But, Karoun, let's move to something that's going to happen this week. We know Manafort and Gates are going to go back before a judge in court. Some interesting revelations coming out. Court documents revealing Mueller's team has collected 400,000 documents, 46 laptops, thumb drives, all of this evidence collected against Manafort and Gates. Mueller has appeared to be a step ahead of everyone. Are people in Capitol Hill questioning whether these investigations are needed at this point?

DEMIRJIAN: Well, I mean, look, you cannot convince members of Congress to stand down when doing an investigation. Congress is very much aware and asserts its own right to do an investigation separate and apart to whatever is being done to the side of the executives and administration. I don't think you're going to see anybody standing down. What you're going to see is the three different congressional probes have different focuses. There's two Intelligence Committees looking at these questions of collusion, the Judiciary Committee in the Senate looking at questions of foreign agents and other issues about how the FBI conducted its operations, and doing oversight of everything that has to do with the Justice Department that's connected to these Russia questions. You are seeing partisan infighting. You may see more of that. Remember, also, it is striking how much Mueller has done with Manafort, 400,000 of those documents, of those 400,000, 200,000 of them are hot documents.


DEMIRJIAN: They could play a significant role. Certainly, Mueller has more access to things than the congressional probes do.

But, again, Manafort is somebody that Republicans and Democrats are split over to an extent because a lot of what he's already been dragged into court over has to do with the foreign lobbying charges that kind of predated his work for the Trump team. Democrats clearly feel those go to establish what his mind set was and are pointing to others in Manafort's activities, such as editing of this op-ed. This is the other issue that came up this week with Mueller's probe.


DEMIRJIAN: But in general, you're going to have the congressional probes go along even if they can't keep pace --


CABRERA: OK. Speaking of pace, Michael, that seems like an awful lot of evidence, or is that just normal in a case like this?

ZELDIN: This is a complex financial crimes case, and it is a lot of evidence for sure. And it not only reflects the seriousness of the evidence against him, and the quantity of it, but the purpose that Mueller is bringing to this investigation. I think he wants a conviction because I think that he believes that he and/or Gates have information to give to him. We learned today or yesterday, Ana, that Gates' lawyer has indicated Mueller has reflected to him a possibility that there may be secondary charges filed.

CABRERA: Secondary charges.

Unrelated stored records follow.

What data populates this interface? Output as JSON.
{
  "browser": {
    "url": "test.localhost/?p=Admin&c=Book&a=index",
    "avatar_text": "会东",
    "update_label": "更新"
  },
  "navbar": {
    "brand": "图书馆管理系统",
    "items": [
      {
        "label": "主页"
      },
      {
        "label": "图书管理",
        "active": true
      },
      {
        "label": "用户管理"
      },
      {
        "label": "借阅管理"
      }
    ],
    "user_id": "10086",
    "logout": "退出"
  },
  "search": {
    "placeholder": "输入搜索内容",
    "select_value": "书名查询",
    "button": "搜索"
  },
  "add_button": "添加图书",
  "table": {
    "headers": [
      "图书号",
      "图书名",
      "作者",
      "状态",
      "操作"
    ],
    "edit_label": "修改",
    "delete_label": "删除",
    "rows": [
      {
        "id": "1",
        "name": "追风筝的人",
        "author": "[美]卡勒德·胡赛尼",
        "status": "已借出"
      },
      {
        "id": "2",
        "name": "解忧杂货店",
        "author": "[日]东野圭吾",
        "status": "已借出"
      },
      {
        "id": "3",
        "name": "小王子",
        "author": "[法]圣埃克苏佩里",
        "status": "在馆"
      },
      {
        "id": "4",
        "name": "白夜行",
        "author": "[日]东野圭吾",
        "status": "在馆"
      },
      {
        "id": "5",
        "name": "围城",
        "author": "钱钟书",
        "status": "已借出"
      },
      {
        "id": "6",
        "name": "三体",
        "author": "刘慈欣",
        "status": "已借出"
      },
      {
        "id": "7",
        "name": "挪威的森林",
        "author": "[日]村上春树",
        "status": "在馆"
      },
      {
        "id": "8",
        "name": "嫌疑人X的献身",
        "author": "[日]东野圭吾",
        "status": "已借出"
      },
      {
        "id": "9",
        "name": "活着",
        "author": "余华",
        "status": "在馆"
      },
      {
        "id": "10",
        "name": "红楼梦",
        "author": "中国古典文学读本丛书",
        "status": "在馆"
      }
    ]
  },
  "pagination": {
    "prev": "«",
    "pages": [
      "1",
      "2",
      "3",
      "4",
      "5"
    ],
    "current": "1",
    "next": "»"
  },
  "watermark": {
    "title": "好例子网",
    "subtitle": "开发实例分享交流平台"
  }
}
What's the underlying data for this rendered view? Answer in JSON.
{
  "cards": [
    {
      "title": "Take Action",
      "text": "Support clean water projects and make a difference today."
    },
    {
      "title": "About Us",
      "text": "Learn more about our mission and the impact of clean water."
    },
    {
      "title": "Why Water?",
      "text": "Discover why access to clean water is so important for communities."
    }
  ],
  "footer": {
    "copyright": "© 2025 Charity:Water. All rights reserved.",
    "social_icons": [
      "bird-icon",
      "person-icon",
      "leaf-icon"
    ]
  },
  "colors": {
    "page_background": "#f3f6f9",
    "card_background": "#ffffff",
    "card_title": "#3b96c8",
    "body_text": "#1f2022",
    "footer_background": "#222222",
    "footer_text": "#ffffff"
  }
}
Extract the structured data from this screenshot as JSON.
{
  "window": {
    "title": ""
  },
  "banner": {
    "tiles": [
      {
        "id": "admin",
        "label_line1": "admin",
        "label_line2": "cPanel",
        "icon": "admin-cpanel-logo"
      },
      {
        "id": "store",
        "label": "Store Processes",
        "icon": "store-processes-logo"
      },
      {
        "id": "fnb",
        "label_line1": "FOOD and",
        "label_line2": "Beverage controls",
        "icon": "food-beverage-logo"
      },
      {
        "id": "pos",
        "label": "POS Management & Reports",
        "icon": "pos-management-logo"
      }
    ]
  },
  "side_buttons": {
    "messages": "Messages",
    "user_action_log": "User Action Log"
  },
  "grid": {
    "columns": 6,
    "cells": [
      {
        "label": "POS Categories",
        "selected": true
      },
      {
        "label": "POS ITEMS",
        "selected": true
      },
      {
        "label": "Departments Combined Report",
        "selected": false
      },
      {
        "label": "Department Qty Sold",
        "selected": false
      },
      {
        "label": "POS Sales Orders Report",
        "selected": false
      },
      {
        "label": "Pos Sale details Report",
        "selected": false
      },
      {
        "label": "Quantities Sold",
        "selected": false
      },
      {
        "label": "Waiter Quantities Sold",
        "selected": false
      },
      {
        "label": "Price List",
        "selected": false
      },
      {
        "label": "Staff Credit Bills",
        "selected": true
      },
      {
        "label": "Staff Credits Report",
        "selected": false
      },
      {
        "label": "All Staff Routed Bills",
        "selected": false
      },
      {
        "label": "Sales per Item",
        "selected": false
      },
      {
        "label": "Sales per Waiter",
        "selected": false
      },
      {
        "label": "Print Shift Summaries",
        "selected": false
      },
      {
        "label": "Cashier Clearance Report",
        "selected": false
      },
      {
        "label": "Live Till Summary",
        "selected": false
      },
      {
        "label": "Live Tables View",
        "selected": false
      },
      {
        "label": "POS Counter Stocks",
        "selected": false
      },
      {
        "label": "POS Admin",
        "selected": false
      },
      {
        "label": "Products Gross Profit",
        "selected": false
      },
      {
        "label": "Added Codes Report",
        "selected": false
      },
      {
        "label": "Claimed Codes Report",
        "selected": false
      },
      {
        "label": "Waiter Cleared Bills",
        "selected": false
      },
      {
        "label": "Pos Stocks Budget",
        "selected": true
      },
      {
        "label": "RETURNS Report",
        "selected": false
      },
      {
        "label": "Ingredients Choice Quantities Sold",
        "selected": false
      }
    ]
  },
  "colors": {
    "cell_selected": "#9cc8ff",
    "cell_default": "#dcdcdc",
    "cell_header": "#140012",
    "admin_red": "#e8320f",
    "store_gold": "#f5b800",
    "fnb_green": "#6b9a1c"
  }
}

ZELDIN: That's right. So you're struck sort of with the line from "Jaws" of, "You're going to need a bigger boat." This is a lot of evidence against these guys and it's a lot of pressure. And I think they're going to be probably a plea worked out between them and Mueller, because this amount of evidence seems pretty overwhelming to me.

CABRERA: All right, Michael Zeldin, Karoun Demirjian, thank you both.

DEMIRJIAN: Thank you.

[15:49:49] CABRERA: We're back in a moment.


CABRERA: We're just days away from naming a winner, and voting is under way for the CNN Hero of the Year. We want you to meet one of the finalists using soap to save lives.


[15:54:29] SAMIR LAKHANI, CNN HERO: No child should suffer because there simply wasn't any soap available.

In the west, we take soap for granted. But for millions of Cambodians, that is not the case.

When children to not wash their hands, they are vulnerable to illnesses, which, unfortunately, take their lives.

Every single day, housekeepers throw used bars away, so I decided to save them and solve a few problems at the same time.

Once every month, we visit a hotel to collect whatever used soap has been generated. We sanitize the bars and remold them into new bars.

Our soap recyclers are all local women who were striving to find some source of reliable income.

We get our soap into the hands of people who need it the most.

My hope for Cambodia's youth is for them to take their own health into their very own hands just by a simple act such as handwashing.


CABRERA: Vote for your favorite top-10 CNN Hero right now at

We'll be right back.